Shifting the geographical goalposts for conflict minerals supply chain due diligence could, in effect, mean not only tracing tantalum from DR Congo, but also tungsten from China, gold from Zimbabwe and tin from Myanmar. If past experience is anything to go by, the difficulties businesses encountered in meeting the reporting requirements of Dodd-Frank are highly likely to be replicated and indeed exacerbated by the EU’s more geographically far-reaching system. Therefore, now is the time for many businesses to rapidly take stock of the different actors along their supply chains from which they may be procuring tainted 3TG.
Identifying ethically tainted 3TG is not straightforward, however. As a precursor for responsible management, companies need to establish a dialogue with downstream and, if possible, upstream business partners to provide insight into their sourcing practices. On top of that, sourcing and procurement professionals must evaluate the degree to which the participation of their business partners in established certification schemes, such as the Conflict-Free Smelter Program, support their compliance with the EU’s proposed regulation.
Even if companies succeed in peeling back the layers of their mineral supply chains to the critical smelter/refinery level, further barriers to tracing conflict minerals may remain: the mixing of ores from different locations during the smelting process, threadbare supplier documentation, the smuggling of 3TG in areas of weak governance – the list goes on.
Although the finer points of the EU’s proposed conflict minerals law remain subject to Member State review, its entry into force is only a matter of time, and responsible businesses must rapidly gear up to ensure compliance with its provisions.
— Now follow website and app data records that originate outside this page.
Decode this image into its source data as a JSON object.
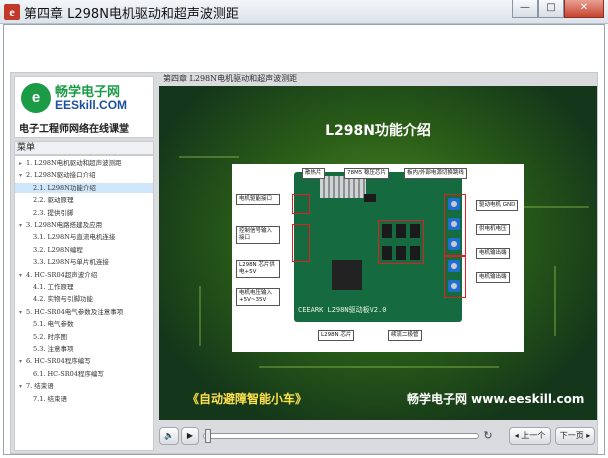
{
  "window": {
    "title": "第四章 L298N电机驱动和超声波测距",
    "minimize": "—",
    "maximize": "□",
    "close": "✕"
  },
  "logo": {
    "mark": "e",
    "cn": "畅学电子网",
    "en": "EESkill.COM",
    "slogan": "电子工程师网络在线课堂"
  },
  "menu": {
    "header": "菜单",
    "items": [
      {
        "text": "1. L298N电机驱动和超声波测距",
        "level": 0,
        "expanded": false
      },
      {
        "text": "2. L298N驱动接口介绍",
        "level": 0,
        "expanded": true
      },
      {
        "text": "2.1. L298N功能介绍",
        "level": 1,
        "selected": true
      },
      {
        "text": "2.2. 驱动原理",
        "level": 1
      },
      {
        "text": "2.3. 提供引脚",
        "level": 1
      },
      {
        "text": "3. L298N电路搭建及应用",
        "level": 0,
        "expanded": true
      },
      {
        "text": "3.1. L298N与直流电机连接",
        "level": 1
      },
      {
        "text": "3.2. L298N编程",
        "level": 1
      },
      {
        "text": "3.3. L298N与单片机连接",
        "level": 1
      },
      {
        "text": "4. HC-SR04超声波介绍",
        "level": 0,
        "expanded": true
      },
      {
        "text": "4.1. 工作原理",
        "level": 1
      },
      {
        "text": "4.2. 实物与引脚功能",
        "level": 1
      },
      {
        "text": "5. HC-SR04电气参数及注意事项",
        "level": 0,
        "expanded": true
      },
      {
        "text": "5.1. 电气参数",
        "level": 1
      },
      {
        "text": "5.2. 时序图",
        "level": 1
      },
      {
        "text": "5.3. 注意事项",
        "level": 1
      },
      {
        "text": "6. HC-SR04程序编写",
        "level": 0,
        "expanded": true
      },
      {
        "text": "6.1. HC-SR04程序编写",
        "level": 1
      },
      {
        "text": "7. 结束语",
        "level": 0,
        "expanded": true
      },
      {
        "text": "7.1. 结束语",
        "level": 1
      }
    ]
  },
  "lesson": {
    "title": "第四章 L298N电机驱动和超声波测距"
  },
  "slide": {
    "title": "L298N功能介绍",
    "pcb_text": "CEEARK  L298N驱动板V2.0",
    "annotations": {
      "heatsink": "散热片",
      "reg": "78M5 稳压芯片",
      "switch": "板内/外部电源切换跳线",
      "gnd": "驱动电机 GND",
      "enable": "电机驱能接口",
      "vcc": "供电机电压",
      "ctrl": "控制信号输入接口",
      "out1": "电机输出端",
      "chip5v": "L298N 芯片供电+5V",
      "out2": "电机输出端",
      "vin": "电机电压输入+5V~35V",
      "chip": "L298N 芯片",
      "diode": "续流二极管"
    },
    "banner_left": "《自动避障智能小车》",
    "banner_right": "畅学电子网  www.eeskill.com"
  },
  "controls": {
    "volume_icon": "🔈",
    "play_icon": "▶",
    "reload_icon": "↻",
    "prev": "◂ 上一个",
    "next": "下一页 ▸"
  },
  "colors": {
    "accent": "#1c9b47",
    "selected_row": "#cfe6fb",
    "banner_yellow": "#ffe14d"
  }
}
Companies that have learnt the lessons from the initial roll-out of the Dodd-Frank reporting process may have a head start; however, the adoption of the right risk management programmes is going to be absolutely critical to meeting the EU’s conflict mineral due diligence obligations.